“Pharma will argue very hard against drug negotiation of the kind we’re talking about,” said Wendell Primus, House Speaker Nancy Pelosi’s top health care adviser. Progressive House Democrats have been worried for months the plan will not go far enough in taking on drug companies and bringing prices down. Meanwhile, Senate Finance Chairman Chuck Grassley (R-Iowa) refused to comment on a similarly long-awaited Senate package.
Media outlets report on news from Pennsylvania, Georgia, California, Minnesota, Florida, New Hampshire, Texas, Virginia, Iowa, Ohio and Massachusetts.
Lawmakers across the country and federally have been trying to figure out the best way to address surprise medical bills. But one of the main causes of the problem –ambulance rides — isn’t in any of the proposed legislation. “If you call 911 for an ambulance, it’s basically a coin flip whether or not that ambulance will be in or out of network,” said Christopher Garmon, a health economist at the University of Missouri-Kansas City. Meanwhile, legislation in the House over the bills is unlikely to be addressed until after August recess.
The Trump administration issued a regulation last year allowing short-term health care plans to last up to 12 months instead of three. The plans don’t have to adhere to the health law’s strict regulations, so critics blast them as being “junk insurance.” U.S. District Judge Richard Leon, however, ruled that the plans aims to “minimize the harm and expense” for individuals who might otherwise decide not to purchase insurance because of high premiums.
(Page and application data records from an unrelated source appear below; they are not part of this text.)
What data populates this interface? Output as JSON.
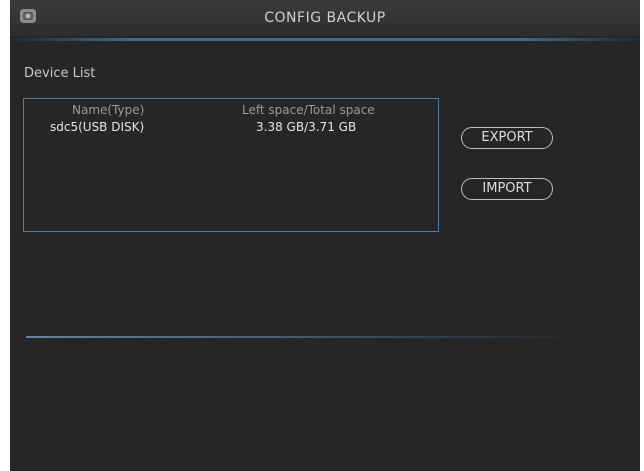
{
  "window": {
    "title": "CONFIG BACKUP",
    "icon": "app-logo-icon",
    "accent_color": "#4d7fa8"
  },
  "device_list": {
    "label": "Device List",
    "columns": [
      "Name(Type)",
      "Left space/Total space"
    ],
    "rows": [
      {
        "name": "sdc5(USB DISK)",
        "space": "3.38 GB/3.71 GB"
      }
    ]
  },
  "actions": {
    "export_label": "EXPORT",
    "import_label": "IMPORT"
  }
}
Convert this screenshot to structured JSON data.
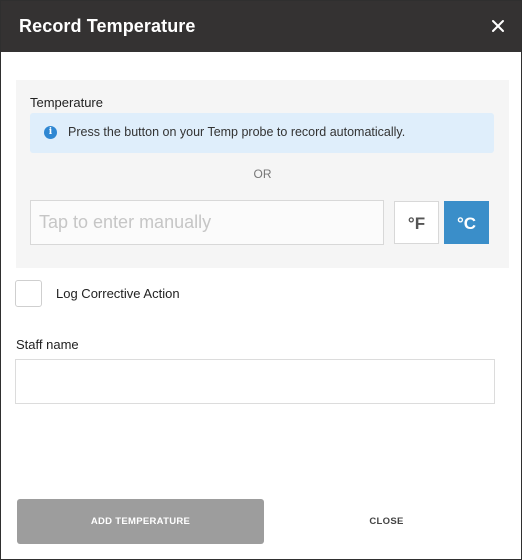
{
  "dialog": {
    "title": "Record Temperature",
    "close_icon": "close-icon"
  },
  "temperature": {
    "label": "Temperature",
    "info_icon": "info-icon",
    "info_text": "Press the button on your Temp probe to record automatically.",
    "or_text": "OR",
    "manual_placeholder": "Tap to enter manually",
    "manual_value": "",
    "units": [
      {
        "label": "°F",
        "selected": false
      },
      {
        "label": "°C",
        "selected": true
      }
    ]
  },
  "corrective": {
    "label": "Log Corrective Action",
    "checked": false
  },
  "staff": {
    "label": "Staff name",
    "value": ""
  },
  "actions": {
    "add_label": "ADD TEMPERATURE",
    "close_label": "CLOSE"
  },
  "colors": {
    "header_bg": "#343232",
    "accent": "#3a8ec9",
    "info_bg": "#dfeefb",
    "disabled_button": "#9d9d9d"
  }
}
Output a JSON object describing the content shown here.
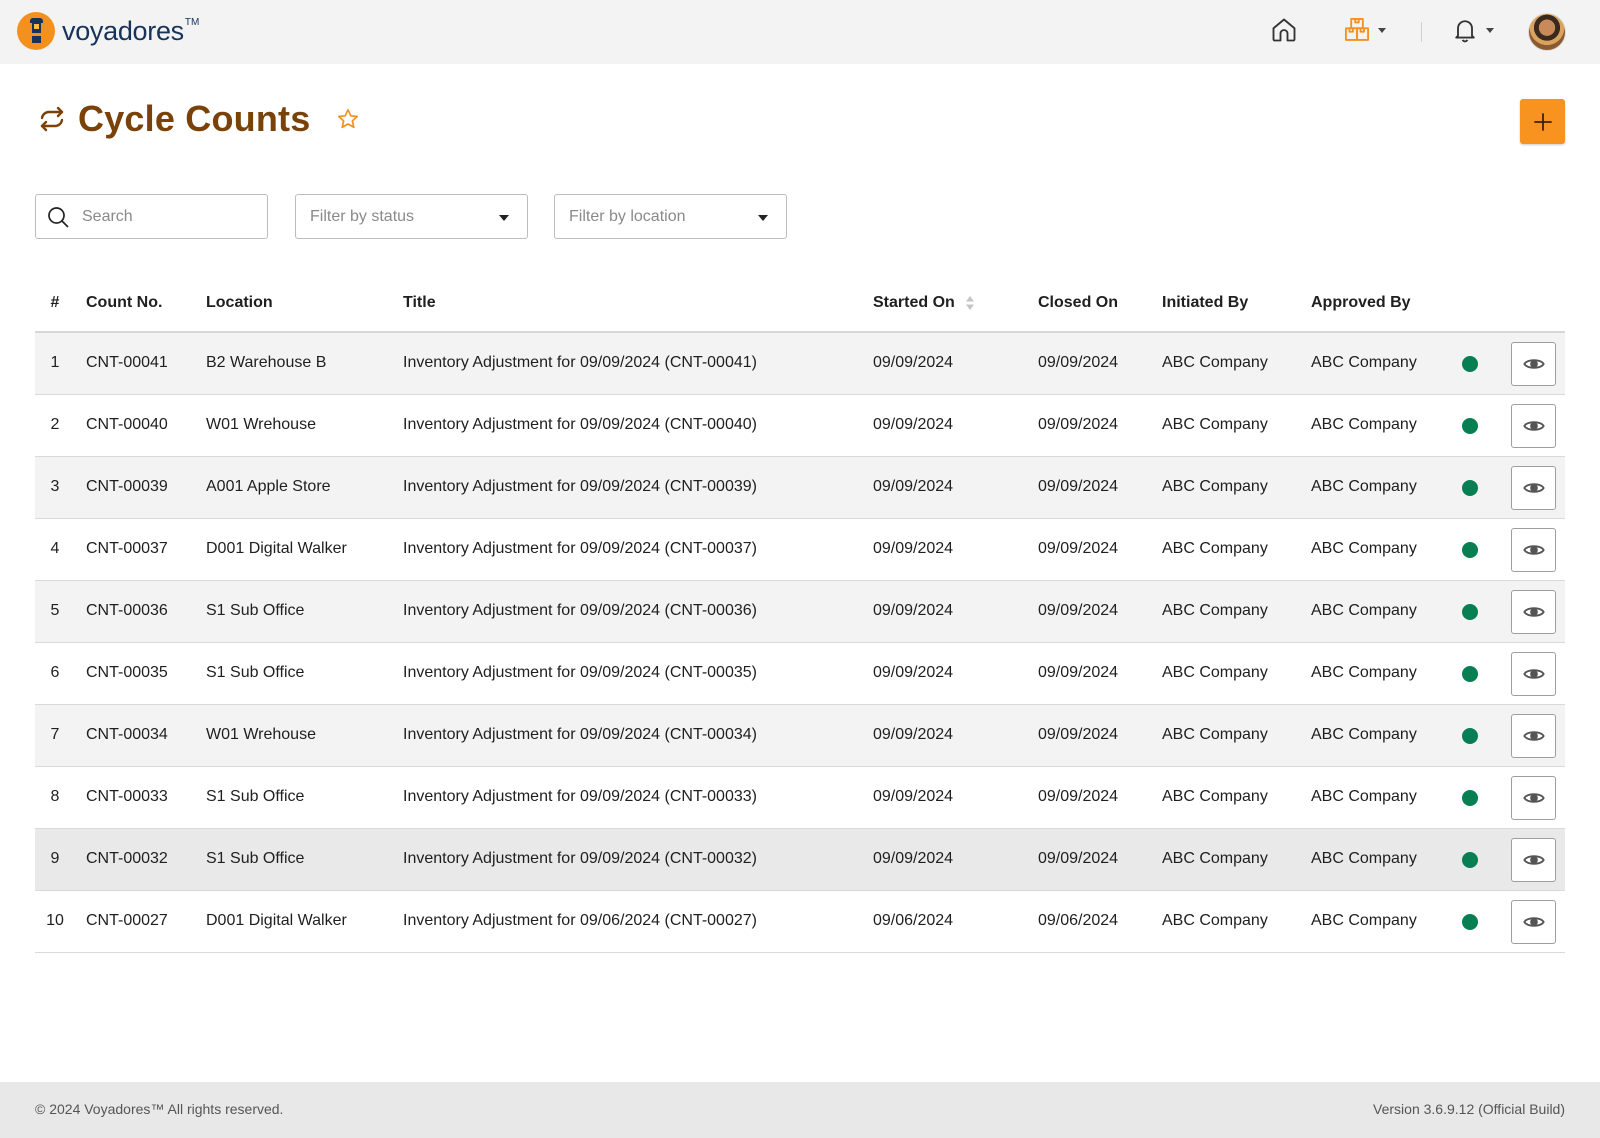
{
  "brand": {
    "name": "voyadores",
    "trademark": "TM"
  },
  "header": {
    "icons": [
      "home-icon",
      "warehouse-icon",
      "bell-icon"
    ]
  },
  "page": {
    "title": "Cycle Counts",
    "title_icon": "cycle-icon",
    "add_label": "+"
  },
  "filters": {
    "search_placeholder": "Search",
    "status_placeholder": "Filter by status",
    "location_placeholder": "Filter by location"
  },
  "table": {
    "columns": [
      "#",
      "Count No.",
      "Location",
      "Title",
      "Started On",
      "Closed On",
      "Initiated By",
      "Approved By"
    ],
    "rows": [
      {
        "num": "1",
        "count": "CNT-00041",
        "location": "B2 Warehouse B",
        "title": "Inventory Adjustment for 09/09/2024 (CNT-00041)",
        "started": "09/09/2024",
        "closed": "09/09/2024",
        "initiated": "ABC Company",
        "approved": "ABC Company"
      },
      {
        "num": "2",
        "count": "CNT-00040",
        "location": "W01 Wrehouse",
        "title": "Inventory Adjustment for 09/09/2024 (CNT-00040)",
        "started": "09/09/2024",
        "closed": "09/09/2024",
        "initiated": "ABC Company",
        "approved": "ABC Company"
      },
      {
        "num": "3",
        "count": "CNT-00039",
        "location": "A001 Apple Store",
        "title": "Inventory Adjustment for 09/09/2024 (CNT-00039)",
        "started": "09/09/2024",
        "closed": "09/09/2024",
        "initiated": "ABC Company",
        "approved": "ABC Company"
      },
      {
        "num": "4",
        "count": "CNT-00037",
        "location": "D001 Digital Walker",
        "title": "Inventory Adjustment for 09/09/2024 (CNT-00037)",
        "started": "09/09/2024",
        "closed": "09/09/2024",
        "initiated": "ABC Company",
        "approved": "ABC Company"
      },
      {
        "num": "5",
        "count": "CNT-00036",
        "location": "S1 Sub Office",
        "title": "Inventory Adjustment for 09/09/2024 (CNT-00036)",
        "started": "09/09/2024",
        "closed": "09/09/2024",
        "initiated": "ABC Company",
        "approved": "ABC Company"
      },
      {
        "num": "6",
        "count": "CNT-00035",
        "location": "S1 Sub Office",
        "title": "Inventory Adjustment for 09/09/2024 (CNT-00035)",
        "started": "09/09/2024",
        "closed": "09/09/2024",
        "initiated": "ABC Company",
        "approved": "ABC Company"
      },
      {
        "num": "7",
        "count": "CNT-00034",
        "location": "W01 Wrehouse",
        "title": "Inventory Adjustment for 09/09/2024 (CNT-00034)",
        "started": "09/09/2024",
        "closed": "09/09/2024",
        "initiated": "ABC Company",
        "approved": "ABC Company"
      },
      {
        "num": "8",
        "count": "CNT-00033",
        "location": "S1 Sub Office",
        "title": "Inventory Adjustment for 09/09/2024 (CNT-00033)",
        "started": "09/09/2024",
        "closed": "09/09/2024",
        "initiated": "ABC Company",
        "approved": "ABC Company"
      },
      {
        "num": "9",
        "count": "CNT-00032",
        "location": "S1 Sub Office",
        "title": "Inventory Adjustment for 09/09/2024 (CNT-00032)",
        "started": "09/09/2024",
        "closed": "09/09/2024",
        "initiated": "ABC Company",
        "approved": "ABC Company"
      },
      {
        "num": "10",
        "count": "CNT-00027",
        "location": "D001 Digital Walker",
        "title": "Inventory Adjustment for 09/06/2024 (CNT-00027)",
        "started": "09/06/2024",
        "closed": "09/06/2024",
        "initiated": "ABC Company",
        "approved": "ABC Company"
      }
    ]
  },
  "colors": {
    "accent": "#f7931e",
    "title": "#7a4208",
    "status_active": "#077f53"
  },
  "footer": {
    "copyright": "© 2024 Voyadores™ All rights reserved.",
    "version": "Version 3.6.9.12 (Official Build)"
  }
}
Health care is one of the dividing issues for the crowded 2020 Democratic field, but the candidates’ stances on the issue underscore how different their philosophies can be. Meanwhile, those candidates who support “Medicare for All” are still grappling with the issue of how to pay for it. And The New York Times fact checks President Donald Trump’s rhetoric on the Democrats’ plans.
The case centers on 80,000 events Novartis held between 2002 and 2011 that federal prosecutors allege amounted to kickbacks masquerading as educational meetings.
Lauren Sullivan had been trying to appeal UnitedHealth’s initial refusal of the drug for her 21-month-old daughter, Daryn. The girl was running out of time to receive the treatment before her second birthday in October, when the drug has to be administered. The company also approved claims for three other patients. In other news, UnitedHealth beats expectations for the quarter, prompting company to boost earnings guidance.
Sens. Mike Lee (R-Utah) and Sen. Rand Paul (R-Ky.) raised concerns about the cost of the fund, which has been thrust into the national spotlight after comedian Jon Stewart lambasted House lawmakers for the delays in shoring up the payments.
Presidential hopefuls Sen. Bernie Sanders (I-Vt.) and former Vice President Joe Biden would take separate paths on how to address health care, with Sanders going for an overhaul approach and Biden favoring building on what exists. The two philosophies have come to divide a crowded pack of Democrats as the election season starts kicking into gear, and in the past few days Sanders and Biden have been publicly swiping at each other over the issue. Meanwhile, governors are particularly worried about candidates’ rhetoric about getting rid of private insurers.
Prosecutors say Joseph Prince, a former Veterans Affairs employee, exploited his position of trust to steer patients to seven different home health agencies that subsequently kicked back money to Prince and his family.
Media outlets report on news from California, District of Columbia, Puerto Rico, Illinois, Virginia, Florida, Minnesota, Massachusetts, North Carolina, Ohio, Arizona, Wisconsin and New Hampshire.
Although the guidance shifts costs to insurers, the companies have actually been pushing for the flexibility to begin providing coverage for those treatments, such as glucose or blood-pressure monitors, because people who don’t get ongoing treatment for a disease can have their condition worsen, leaving insurers paying even more for their care.